|Recession Start||Expected Business Conditions Index|
Source: Rosenberg Research
- The recent run-up in credit card debt is also a concern. No doubt consumers are just trying to maintain their standard of living. But, credit balances can only rise so far before financial institutions say “enough.” A recent study by the New York Regional Fed indicated that “…the 13% cumulative increase in credit card balances since Q2, 2021 represents the largest increase in more than 20 years.”
- Not only is the U.S. consumer showing strains, but so are the consumers in the world’s other major economies. The charts show the rapid falloff in consumer confidence in China and Europe. Weaker consumption there reduces U.S. exports.
- The good news is that the price of oil continues to fall. WTI (West Texas Intermediate – September delivery) closed at $88.53/bbl. on Friday (August 5), down more than -27% since its early June ($122/bbl.) peak. AAA says the price/gallon of regular gasoline has fallen -18% from June 14 ($5.016) to August 5 ($4.113).
- In the ISM Manufacturing Survey, the orders/inventory ratio is the lowest it has been since May 2020. This is bad news for production schedules. Backlogs have also weakened to their lowest level since July 2020, and supplier delivery delays are down to pre-pandemic levels. In addition, the prices paid index showed the sharpest decline in 11 years. The symptoms of supply chain disruptions are disappearing – good news for the inflation outlook.
- The growth rates of the monetary aggregates are negative. When these are negative for a substantial period of time, the economy suffers deflation, or at least, disinflation. And, since the Fed is in QT mode (Quantitative Tightening – reducing bonds in its portfolio which removes reserves from the banking system), the monetary aggregates are expected to continue to show negative growth rates.

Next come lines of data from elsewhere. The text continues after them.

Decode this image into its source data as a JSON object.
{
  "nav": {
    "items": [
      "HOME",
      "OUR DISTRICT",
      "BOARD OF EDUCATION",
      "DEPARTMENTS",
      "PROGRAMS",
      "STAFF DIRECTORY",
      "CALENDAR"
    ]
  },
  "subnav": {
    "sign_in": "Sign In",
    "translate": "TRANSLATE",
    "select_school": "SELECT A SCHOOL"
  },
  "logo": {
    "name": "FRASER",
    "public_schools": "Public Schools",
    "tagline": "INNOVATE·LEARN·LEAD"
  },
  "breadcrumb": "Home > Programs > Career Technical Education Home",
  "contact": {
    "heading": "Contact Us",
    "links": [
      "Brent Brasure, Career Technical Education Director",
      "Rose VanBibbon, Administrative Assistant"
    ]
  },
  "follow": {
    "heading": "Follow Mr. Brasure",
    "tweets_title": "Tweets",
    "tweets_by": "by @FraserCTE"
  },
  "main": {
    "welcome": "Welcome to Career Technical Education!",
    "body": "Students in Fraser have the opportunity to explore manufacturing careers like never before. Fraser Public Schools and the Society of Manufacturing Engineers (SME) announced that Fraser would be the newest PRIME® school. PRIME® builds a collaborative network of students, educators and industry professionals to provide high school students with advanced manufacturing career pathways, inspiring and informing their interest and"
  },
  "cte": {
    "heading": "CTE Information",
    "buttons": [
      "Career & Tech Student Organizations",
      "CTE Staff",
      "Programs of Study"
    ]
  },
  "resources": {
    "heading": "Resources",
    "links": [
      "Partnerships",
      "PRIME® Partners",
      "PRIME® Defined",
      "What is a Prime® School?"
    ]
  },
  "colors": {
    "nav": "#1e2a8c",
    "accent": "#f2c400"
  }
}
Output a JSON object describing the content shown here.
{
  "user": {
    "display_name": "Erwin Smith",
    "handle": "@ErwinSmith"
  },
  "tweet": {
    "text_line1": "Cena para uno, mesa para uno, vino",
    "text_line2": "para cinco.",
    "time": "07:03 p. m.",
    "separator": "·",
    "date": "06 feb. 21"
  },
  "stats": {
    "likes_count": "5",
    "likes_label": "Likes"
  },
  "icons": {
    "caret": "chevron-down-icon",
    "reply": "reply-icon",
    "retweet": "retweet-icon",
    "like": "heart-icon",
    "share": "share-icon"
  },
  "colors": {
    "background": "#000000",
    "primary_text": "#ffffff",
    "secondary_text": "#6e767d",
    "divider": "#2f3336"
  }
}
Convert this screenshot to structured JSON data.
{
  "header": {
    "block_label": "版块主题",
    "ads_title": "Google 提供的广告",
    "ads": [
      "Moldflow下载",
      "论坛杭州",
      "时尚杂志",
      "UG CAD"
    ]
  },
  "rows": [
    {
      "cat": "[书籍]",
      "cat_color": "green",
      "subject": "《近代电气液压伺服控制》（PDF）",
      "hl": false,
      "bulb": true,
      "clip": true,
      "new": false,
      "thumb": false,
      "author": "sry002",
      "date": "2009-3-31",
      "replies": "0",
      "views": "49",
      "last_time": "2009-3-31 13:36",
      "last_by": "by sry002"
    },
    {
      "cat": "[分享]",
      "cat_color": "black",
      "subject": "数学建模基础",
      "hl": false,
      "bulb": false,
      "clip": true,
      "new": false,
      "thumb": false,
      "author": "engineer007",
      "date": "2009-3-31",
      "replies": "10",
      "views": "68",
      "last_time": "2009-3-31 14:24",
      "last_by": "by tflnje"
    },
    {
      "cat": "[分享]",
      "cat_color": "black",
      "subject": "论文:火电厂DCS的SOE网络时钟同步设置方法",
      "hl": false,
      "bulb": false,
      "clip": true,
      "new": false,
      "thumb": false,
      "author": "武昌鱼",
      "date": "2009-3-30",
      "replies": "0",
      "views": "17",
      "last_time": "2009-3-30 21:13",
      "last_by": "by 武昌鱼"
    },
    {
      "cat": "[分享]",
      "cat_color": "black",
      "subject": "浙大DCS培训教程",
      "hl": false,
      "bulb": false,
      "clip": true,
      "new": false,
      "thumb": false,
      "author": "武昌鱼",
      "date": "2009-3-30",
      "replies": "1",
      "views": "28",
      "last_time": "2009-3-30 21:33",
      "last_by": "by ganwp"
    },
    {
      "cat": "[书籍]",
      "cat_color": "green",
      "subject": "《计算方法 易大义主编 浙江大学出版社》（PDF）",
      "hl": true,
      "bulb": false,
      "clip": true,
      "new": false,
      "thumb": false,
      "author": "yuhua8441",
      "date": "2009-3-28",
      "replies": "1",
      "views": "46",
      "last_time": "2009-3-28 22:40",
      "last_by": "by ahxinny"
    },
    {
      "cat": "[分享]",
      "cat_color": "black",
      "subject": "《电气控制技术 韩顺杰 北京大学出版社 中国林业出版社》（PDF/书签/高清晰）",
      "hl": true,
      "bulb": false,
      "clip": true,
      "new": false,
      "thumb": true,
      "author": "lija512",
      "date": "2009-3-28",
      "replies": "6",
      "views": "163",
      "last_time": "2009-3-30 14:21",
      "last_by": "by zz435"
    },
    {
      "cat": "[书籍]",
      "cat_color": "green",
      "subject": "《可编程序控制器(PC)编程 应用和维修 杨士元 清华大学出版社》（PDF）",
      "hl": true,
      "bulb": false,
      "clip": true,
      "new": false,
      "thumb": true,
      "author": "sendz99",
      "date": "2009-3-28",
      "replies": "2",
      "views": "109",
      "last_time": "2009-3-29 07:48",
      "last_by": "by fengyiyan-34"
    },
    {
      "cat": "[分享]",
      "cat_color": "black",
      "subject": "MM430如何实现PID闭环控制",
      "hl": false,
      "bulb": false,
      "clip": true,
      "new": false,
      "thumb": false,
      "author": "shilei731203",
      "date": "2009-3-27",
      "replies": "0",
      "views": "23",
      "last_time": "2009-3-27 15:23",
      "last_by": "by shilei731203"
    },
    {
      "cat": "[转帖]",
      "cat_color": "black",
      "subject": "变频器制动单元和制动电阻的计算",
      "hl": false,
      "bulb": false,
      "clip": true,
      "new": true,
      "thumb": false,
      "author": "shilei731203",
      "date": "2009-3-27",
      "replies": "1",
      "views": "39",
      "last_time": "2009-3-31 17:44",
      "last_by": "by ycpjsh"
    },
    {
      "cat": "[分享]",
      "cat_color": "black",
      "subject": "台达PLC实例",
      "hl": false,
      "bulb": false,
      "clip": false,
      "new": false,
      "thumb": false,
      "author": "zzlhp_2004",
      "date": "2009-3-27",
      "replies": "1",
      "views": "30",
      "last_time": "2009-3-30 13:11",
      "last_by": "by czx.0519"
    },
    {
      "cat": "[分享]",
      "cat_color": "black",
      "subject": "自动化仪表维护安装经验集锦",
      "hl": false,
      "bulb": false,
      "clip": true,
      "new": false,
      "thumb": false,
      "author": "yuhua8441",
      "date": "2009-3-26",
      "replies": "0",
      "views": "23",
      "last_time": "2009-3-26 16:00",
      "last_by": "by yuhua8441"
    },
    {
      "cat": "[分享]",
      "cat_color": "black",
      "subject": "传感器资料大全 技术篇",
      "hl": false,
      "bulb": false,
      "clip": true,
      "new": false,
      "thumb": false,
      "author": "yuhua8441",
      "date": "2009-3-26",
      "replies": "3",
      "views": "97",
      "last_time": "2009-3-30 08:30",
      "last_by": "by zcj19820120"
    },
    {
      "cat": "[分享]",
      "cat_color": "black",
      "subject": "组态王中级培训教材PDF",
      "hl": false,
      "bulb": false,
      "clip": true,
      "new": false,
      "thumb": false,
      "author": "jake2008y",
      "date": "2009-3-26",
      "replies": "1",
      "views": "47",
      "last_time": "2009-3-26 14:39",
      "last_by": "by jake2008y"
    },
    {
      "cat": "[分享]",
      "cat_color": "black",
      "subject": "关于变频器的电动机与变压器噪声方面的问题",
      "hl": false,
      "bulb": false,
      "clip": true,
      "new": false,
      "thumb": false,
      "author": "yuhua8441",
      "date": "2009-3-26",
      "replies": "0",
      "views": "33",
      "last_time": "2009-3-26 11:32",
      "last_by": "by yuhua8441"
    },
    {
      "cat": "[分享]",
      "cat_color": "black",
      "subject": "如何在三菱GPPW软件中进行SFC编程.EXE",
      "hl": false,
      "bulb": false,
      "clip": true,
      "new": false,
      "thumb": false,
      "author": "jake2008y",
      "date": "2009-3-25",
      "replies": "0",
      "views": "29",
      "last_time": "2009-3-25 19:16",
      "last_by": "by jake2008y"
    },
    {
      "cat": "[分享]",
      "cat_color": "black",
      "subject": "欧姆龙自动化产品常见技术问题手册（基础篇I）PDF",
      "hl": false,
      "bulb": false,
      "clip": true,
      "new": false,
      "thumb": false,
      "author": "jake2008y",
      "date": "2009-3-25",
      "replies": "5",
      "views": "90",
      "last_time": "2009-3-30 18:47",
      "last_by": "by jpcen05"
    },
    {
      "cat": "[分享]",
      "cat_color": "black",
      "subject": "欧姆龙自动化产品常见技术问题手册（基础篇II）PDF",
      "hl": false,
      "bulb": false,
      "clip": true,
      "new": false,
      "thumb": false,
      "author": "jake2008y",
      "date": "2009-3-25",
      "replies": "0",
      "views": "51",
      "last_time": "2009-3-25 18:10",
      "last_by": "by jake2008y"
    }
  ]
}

- The Monetary Base (cash + bank reserves): -1.9% M/M June, negative monthly growth rates for six months in a row, and -8.6% growth Y/Y. Growth rates of this indicator reached 60% in 2020 and 30% in 2021. (Did we hear someone say “inflation”?) The Monetary Base growth rate was negative in January ’01 and in December ’07. Remember what happened next?
- M2 (cash + demand deposits + time deposits): -0.1% M/M in June and negative in two of the last three months. This series hasn’t seen a negative month in more than 20 years! It was +12.9% Y/Y in July 2021.
- M1 (cash + demand deposits): -0.4% M/M in June and -2.9% annual rate for the past three months. On a Y/Y basis, this was +11% in March.
- Based on the above, we are pretty optimistic that June’s CPI will turn out to have been the peak.
Businesses, all over the country (world) are preparing for Recession; they see that productivity has fallen two quarters in a row, as has real GDP. Thus, they are looking to cut costs, right-size inventory, and stop hiring (and, in many cases, reduce employee headcount, e.g. Walmart). From a macroeconomic viewpoint, such simultaneous behavior by businesses, while rational on a company by company basis, does tend to bring-on/deepen the recession.
Mid-week last week, the Fed appeared to be looking for any excuse to be hawkish, and to stop the markets from assuming that they would pivot when the Recession was fully recognized. They sent out several FOMC members to jawbone that sentiment. While we believe the Payroll number (+528) is an outlier, it turns out to be the perfect excuse for a hawkish Fed. A Recession is staring them in the face, yet they have this strong desire to quell a lagging indicator (the CPI). They look like they will continue to tighten into a “Bear Market” in equities, two successive quarters of negative real GDP growth (with Q3 also looking to be negative), negative growth in the monetary aggregates (always a sign of a slowing economy), sluggishness in every facet of employment (except one), and a bond market screaming “Recession.” Talk about “tone deaf!”
The Recession has already begun! Past Fed actions are still to be felt. A bumpy ride awaits.
Robert Barone, Ph.D.
(Joshua Barone contributed to this blog)